BRISTOL — Susan Briner looked at photos of the destruction from the tornadoes that hit Elkhart County 49 years ago on Palm Sunday, April 11, 1965.
The photos and newspaper accounts from The Goshen News, The Elkhart Truth and South Bend Tribune were on display at the Elkhart County Historical Museum in Bristol.
Briner attended a Palm Sunday Remembrance event Sunday afternoon.
“We lived at Midway Trailer Court in Dunlap and we lost our home,” Briner said. “If we were at home, we’d be dead. I have no doubt about that.”
The tornadoes destroyed the trailer court.
“Things can be replaced and people can’t. I’m thankful we were OK,” Briner said. “My son Michael (Worgan) was 6 months old at the time. We found two pairs of his pants and they were filled with tiny little holes like sand had got them. That was an interesting time.”
Museum Curator of Education Patrick McGuire had a moment of silence for the residents of Elkhart County who died in the tornadoes on Palm Sunday.
He shared with the audience that Elkhart County was among the hardest hit during the storms and the tornadoes were rated at a F4 scale, which meant the winds were clocked at 207 to 260 miles per hour.
McGuire said that 11 days after the tornadoes happened, a plastic bottle with a Goshen address on the label was found 60 miles away in Sturgis, Mich.

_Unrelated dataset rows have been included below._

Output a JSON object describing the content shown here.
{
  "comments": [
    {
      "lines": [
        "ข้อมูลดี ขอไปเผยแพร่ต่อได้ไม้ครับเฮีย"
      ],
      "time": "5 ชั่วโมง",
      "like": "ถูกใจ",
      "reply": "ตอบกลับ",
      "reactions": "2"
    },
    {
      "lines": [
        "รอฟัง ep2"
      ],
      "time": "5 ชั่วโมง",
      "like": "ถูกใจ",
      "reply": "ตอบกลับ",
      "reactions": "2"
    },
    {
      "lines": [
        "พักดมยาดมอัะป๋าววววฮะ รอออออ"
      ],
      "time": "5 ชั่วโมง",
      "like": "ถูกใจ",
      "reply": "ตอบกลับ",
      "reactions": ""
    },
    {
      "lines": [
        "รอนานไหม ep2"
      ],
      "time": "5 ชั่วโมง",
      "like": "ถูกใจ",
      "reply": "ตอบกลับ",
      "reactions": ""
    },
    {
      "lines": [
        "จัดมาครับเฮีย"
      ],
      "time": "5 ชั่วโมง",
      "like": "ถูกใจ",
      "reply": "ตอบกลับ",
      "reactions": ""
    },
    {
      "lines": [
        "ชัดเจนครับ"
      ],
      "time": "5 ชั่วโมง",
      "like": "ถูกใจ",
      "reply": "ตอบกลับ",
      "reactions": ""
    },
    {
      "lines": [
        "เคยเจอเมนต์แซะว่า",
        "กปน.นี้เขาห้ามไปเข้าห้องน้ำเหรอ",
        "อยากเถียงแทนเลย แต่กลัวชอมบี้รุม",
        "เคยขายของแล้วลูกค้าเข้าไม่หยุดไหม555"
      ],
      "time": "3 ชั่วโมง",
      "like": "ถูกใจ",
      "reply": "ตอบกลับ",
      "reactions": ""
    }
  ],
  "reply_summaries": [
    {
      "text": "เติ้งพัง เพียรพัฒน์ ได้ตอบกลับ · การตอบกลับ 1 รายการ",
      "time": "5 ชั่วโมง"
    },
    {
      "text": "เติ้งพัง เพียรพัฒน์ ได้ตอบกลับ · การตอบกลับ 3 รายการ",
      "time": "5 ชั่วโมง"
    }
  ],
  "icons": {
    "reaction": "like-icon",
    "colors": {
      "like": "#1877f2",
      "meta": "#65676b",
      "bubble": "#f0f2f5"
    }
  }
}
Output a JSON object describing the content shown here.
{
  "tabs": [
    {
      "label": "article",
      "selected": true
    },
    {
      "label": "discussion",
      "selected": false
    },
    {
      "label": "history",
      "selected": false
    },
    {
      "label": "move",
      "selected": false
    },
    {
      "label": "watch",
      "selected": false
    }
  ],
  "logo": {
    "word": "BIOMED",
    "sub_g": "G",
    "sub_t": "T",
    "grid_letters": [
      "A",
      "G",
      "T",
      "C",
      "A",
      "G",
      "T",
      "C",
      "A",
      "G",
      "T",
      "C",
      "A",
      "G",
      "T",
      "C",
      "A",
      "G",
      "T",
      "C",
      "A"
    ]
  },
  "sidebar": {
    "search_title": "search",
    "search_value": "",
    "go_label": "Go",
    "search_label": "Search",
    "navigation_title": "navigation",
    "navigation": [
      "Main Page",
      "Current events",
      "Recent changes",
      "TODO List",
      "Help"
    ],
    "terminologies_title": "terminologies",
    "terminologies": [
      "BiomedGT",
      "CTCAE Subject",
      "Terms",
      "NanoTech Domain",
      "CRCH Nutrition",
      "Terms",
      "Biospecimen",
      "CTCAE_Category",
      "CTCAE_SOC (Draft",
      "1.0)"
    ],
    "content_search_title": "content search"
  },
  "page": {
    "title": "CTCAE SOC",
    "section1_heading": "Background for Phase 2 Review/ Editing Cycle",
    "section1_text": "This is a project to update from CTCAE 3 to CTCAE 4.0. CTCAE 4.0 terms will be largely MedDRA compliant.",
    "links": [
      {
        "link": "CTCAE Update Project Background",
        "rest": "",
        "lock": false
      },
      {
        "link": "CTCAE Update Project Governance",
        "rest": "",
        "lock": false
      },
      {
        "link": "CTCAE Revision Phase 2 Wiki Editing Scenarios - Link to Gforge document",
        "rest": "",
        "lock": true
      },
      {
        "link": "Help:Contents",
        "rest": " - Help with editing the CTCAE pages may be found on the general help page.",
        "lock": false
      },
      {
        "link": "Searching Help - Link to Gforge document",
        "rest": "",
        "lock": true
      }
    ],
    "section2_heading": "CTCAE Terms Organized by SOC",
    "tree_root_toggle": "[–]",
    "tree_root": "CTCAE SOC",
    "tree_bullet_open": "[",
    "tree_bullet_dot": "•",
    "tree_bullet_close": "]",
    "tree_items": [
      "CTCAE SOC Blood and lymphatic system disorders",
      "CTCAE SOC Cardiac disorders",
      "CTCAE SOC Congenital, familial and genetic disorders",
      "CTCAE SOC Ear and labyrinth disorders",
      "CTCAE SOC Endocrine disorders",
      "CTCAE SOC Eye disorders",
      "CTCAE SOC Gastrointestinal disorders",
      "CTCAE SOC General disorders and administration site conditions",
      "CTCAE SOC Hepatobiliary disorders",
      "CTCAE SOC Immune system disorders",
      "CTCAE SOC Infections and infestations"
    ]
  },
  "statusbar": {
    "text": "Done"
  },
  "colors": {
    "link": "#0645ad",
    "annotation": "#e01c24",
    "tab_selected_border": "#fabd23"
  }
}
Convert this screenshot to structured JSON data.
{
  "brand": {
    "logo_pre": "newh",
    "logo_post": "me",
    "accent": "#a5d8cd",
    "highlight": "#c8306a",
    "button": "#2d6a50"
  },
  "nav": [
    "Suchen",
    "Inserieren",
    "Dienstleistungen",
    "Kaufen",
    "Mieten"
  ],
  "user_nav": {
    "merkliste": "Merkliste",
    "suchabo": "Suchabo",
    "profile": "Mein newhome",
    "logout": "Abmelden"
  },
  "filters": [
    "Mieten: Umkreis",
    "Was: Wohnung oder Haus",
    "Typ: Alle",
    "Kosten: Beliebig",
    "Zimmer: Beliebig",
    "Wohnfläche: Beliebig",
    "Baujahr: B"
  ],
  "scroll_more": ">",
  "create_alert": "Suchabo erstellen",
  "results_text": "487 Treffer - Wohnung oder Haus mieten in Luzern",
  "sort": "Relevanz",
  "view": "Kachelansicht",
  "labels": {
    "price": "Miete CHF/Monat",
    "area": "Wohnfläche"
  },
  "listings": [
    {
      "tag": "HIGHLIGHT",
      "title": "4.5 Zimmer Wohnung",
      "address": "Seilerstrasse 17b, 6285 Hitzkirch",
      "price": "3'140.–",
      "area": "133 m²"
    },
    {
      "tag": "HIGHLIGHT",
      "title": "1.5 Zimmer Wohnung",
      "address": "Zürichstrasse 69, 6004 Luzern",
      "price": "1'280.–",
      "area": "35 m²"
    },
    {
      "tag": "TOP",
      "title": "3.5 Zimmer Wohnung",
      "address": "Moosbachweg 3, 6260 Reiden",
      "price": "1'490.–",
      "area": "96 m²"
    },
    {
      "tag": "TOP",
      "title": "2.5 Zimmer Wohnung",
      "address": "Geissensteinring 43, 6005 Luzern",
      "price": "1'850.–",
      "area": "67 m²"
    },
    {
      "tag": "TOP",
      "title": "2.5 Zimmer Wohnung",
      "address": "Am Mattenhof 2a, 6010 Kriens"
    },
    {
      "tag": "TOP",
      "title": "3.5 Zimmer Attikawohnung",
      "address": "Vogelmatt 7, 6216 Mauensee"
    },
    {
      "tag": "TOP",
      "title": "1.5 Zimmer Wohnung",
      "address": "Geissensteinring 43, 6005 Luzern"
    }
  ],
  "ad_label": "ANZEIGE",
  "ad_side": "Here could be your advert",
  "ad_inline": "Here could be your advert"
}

“It was the first warm day of spring, a rather warm day and it wasn’t until 6 p.m. when the first warnings came out and the tornadoes hit near Wakarusa at 6:15 p.m. and ended near Middlebury,” McGuire said. “It destroyed Midway Restaurant that was at the intersection of U.S. 20 and Ind. 15. The only things that remained standing were the stools that people sat on (inside the restaurant). It shows the craziness of the tornadoes.”